**WORK INSTRUCTION**.
Using the listing below, report all lines holding the word "record".

**SUPPLIED MATERIAL**.
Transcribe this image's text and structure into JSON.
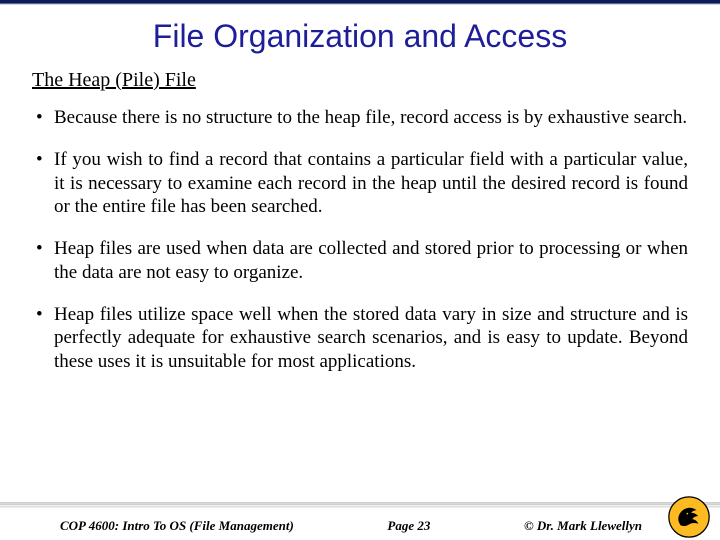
{
  "title": "File Organization and Access",
  "subtitle": "The Heap (Pile) File",
  "bullets": [
    "Because there is no structure to the heap file, record access is by exhaustive search.",
    "If you wish to find a record that contains a particular field with a particular value, it is necessary to examine each record in the heap until the desired record is found or the entire file has been searched.",
    "Heap files are used when data are collected and stored prior to processing or when the data are not easy to organize.",
    "Heap files utilize space well when the stored data vary in size and structure and is perfectly adequate for exhaustive search scenarios, and is easy to update.  Beyond these uses it is unsuitable for most applications."
  ],
  "footer": {
    "course": "COP 4600: Intro To OS  (File Management)",
    "page": "Page  23",
    "author": "© Dr. Mark Llewellyn"
  }
}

**YOUR SOLUTION**.
    "Because there is no structure to the heap file, record access is by exhaustive search.",
    "If you wish to find a record that contains a particular field with a particular value, it is necessary to examine each record in the heap until the desired record is found or the entire file has been searched.",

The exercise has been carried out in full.